→ Collected data
== Segment start ==
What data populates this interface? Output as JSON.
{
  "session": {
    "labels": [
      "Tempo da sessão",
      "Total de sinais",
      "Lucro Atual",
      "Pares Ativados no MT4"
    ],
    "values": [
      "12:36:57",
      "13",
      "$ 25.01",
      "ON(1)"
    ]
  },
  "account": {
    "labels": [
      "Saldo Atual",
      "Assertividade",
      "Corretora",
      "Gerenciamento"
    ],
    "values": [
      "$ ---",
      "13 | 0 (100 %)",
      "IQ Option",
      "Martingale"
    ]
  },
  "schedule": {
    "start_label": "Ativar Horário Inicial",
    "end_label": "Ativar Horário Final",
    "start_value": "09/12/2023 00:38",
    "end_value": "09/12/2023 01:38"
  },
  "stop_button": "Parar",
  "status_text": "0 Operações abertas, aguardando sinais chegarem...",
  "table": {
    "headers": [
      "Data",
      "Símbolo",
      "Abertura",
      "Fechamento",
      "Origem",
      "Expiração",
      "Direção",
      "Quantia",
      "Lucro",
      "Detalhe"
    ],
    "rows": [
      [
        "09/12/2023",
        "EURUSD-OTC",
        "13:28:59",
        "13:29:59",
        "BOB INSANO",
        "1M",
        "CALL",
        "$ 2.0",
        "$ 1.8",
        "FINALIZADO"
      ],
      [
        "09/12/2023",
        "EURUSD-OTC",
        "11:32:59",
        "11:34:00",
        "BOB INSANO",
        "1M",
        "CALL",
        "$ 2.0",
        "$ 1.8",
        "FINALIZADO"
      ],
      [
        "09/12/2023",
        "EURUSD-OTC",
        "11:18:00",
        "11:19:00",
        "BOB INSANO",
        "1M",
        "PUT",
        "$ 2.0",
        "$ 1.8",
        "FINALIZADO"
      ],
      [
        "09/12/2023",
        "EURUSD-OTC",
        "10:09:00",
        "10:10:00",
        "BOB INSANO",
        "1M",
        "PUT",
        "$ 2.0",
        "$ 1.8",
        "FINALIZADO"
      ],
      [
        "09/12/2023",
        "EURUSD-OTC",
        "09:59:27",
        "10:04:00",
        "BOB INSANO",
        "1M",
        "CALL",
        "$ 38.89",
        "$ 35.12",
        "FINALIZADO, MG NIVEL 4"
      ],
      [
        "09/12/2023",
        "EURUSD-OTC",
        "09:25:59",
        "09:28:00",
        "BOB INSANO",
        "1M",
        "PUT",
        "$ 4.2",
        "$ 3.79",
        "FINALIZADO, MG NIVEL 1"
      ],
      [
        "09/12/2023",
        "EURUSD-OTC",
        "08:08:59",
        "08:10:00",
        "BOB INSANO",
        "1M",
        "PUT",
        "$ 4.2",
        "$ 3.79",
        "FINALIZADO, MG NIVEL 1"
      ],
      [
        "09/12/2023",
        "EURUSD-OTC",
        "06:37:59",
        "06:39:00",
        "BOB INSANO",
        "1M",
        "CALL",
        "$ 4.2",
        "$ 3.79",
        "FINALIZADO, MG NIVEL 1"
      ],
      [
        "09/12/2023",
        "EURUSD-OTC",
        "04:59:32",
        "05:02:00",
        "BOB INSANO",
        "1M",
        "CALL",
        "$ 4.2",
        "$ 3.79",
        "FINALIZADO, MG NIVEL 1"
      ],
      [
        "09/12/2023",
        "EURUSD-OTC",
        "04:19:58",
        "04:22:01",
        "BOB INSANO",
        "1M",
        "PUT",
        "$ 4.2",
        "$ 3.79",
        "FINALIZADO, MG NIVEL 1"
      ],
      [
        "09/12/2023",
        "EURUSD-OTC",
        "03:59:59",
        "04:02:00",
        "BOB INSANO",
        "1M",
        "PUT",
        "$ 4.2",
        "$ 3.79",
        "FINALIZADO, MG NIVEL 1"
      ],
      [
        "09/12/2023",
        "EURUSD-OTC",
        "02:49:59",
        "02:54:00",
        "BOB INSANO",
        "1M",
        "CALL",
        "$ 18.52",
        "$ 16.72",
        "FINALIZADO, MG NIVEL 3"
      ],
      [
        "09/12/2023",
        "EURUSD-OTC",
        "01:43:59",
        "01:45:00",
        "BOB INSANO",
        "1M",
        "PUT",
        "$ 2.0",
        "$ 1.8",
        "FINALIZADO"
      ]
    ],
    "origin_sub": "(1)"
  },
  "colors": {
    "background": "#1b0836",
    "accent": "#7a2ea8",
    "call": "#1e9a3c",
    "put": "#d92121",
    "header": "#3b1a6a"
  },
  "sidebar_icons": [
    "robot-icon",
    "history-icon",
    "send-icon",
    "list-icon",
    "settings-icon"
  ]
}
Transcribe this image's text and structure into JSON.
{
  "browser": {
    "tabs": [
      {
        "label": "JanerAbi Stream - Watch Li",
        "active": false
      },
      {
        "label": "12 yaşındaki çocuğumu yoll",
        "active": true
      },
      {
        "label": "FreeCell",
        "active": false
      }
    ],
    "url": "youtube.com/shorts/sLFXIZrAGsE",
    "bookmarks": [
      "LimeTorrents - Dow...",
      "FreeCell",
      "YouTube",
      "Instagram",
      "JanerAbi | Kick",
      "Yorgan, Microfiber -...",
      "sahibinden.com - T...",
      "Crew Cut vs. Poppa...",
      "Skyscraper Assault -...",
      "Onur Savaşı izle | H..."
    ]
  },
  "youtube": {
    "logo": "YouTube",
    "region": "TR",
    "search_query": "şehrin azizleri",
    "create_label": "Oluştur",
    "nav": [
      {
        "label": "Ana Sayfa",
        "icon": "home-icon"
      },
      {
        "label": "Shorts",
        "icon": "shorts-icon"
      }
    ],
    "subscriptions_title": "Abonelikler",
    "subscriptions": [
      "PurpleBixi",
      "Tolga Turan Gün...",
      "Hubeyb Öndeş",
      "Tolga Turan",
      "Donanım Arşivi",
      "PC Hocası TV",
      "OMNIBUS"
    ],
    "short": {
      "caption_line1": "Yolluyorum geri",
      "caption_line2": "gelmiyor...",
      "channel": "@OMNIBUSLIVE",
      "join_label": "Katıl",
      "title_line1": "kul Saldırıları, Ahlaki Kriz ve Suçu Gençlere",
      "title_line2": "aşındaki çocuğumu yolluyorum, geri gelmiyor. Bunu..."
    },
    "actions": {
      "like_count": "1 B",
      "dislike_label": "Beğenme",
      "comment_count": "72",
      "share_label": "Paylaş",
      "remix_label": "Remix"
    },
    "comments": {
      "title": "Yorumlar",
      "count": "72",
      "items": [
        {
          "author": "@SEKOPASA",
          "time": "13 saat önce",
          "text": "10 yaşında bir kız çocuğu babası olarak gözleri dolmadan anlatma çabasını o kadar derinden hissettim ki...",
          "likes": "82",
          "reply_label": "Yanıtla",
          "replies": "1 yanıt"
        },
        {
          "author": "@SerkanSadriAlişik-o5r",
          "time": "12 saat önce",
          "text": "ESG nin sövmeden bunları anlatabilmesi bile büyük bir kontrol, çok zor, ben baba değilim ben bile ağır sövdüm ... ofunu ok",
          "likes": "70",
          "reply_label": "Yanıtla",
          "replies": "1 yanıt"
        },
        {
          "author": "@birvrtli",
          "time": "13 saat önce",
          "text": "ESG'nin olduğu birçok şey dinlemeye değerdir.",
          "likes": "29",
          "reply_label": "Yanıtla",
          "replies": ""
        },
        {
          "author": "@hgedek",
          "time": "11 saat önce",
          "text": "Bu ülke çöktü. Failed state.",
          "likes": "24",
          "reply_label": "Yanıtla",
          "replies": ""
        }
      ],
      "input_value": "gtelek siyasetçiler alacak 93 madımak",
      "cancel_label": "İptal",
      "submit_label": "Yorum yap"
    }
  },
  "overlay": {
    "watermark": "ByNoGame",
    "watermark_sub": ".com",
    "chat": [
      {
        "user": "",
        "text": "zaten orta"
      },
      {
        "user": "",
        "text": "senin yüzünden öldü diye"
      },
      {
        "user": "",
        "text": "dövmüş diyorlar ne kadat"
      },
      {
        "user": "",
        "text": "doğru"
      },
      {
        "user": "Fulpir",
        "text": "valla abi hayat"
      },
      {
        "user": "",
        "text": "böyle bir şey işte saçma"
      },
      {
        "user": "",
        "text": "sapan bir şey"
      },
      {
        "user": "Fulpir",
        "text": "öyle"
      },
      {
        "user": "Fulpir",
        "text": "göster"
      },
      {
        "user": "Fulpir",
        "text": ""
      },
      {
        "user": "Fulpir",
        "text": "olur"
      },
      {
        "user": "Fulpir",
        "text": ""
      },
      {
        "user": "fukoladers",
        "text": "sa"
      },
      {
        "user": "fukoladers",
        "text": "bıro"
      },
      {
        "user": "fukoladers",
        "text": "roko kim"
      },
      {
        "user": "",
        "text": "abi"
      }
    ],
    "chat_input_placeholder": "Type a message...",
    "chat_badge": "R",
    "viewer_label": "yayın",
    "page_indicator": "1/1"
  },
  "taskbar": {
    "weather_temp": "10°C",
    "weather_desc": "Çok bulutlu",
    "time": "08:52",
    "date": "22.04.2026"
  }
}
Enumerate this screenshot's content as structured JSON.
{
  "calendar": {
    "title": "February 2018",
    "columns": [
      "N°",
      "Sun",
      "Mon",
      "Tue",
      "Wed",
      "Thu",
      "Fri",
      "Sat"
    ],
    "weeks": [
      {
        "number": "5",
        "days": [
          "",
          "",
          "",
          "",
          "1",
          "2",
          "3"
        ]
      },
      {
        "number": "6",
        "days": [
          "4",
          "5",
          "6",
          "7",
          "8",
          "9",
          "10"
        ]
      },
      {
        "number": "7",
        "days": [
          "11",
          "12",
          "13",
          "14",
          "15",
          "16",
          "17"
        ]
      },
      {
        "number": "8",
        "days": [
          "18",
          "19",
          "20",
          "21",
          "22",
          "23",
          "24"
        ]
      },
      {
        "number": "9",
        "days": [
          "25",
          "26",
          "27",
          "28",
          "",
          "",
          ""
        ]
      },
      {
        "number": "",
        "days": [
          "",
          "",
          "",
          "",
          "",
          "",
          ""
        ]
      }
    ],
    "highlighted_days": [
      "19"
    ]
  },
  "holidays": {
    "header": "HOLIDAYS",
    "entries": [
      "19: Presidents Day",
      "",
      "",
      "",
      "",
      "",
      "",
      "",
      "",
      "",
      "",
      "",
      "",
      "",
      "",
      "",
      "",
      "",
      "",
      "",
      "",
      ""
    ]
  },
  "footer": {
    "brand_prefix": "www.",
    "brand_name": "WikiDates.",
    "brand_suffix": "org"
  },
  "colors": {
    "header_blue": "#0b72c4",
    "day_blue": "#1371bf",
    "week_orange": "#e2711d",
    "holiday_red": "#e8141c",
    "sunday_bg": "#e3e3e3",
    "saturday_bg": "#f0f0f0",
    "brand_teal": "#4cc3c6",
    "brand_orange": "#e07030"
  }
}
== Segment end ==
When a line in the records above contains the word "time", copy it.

→ Task output
          "time": "13 saat önce",
          "time": "12 saat önce",
          "time": "13 saat önce",
          "time": "11 saat önce",
    "time": "08:52",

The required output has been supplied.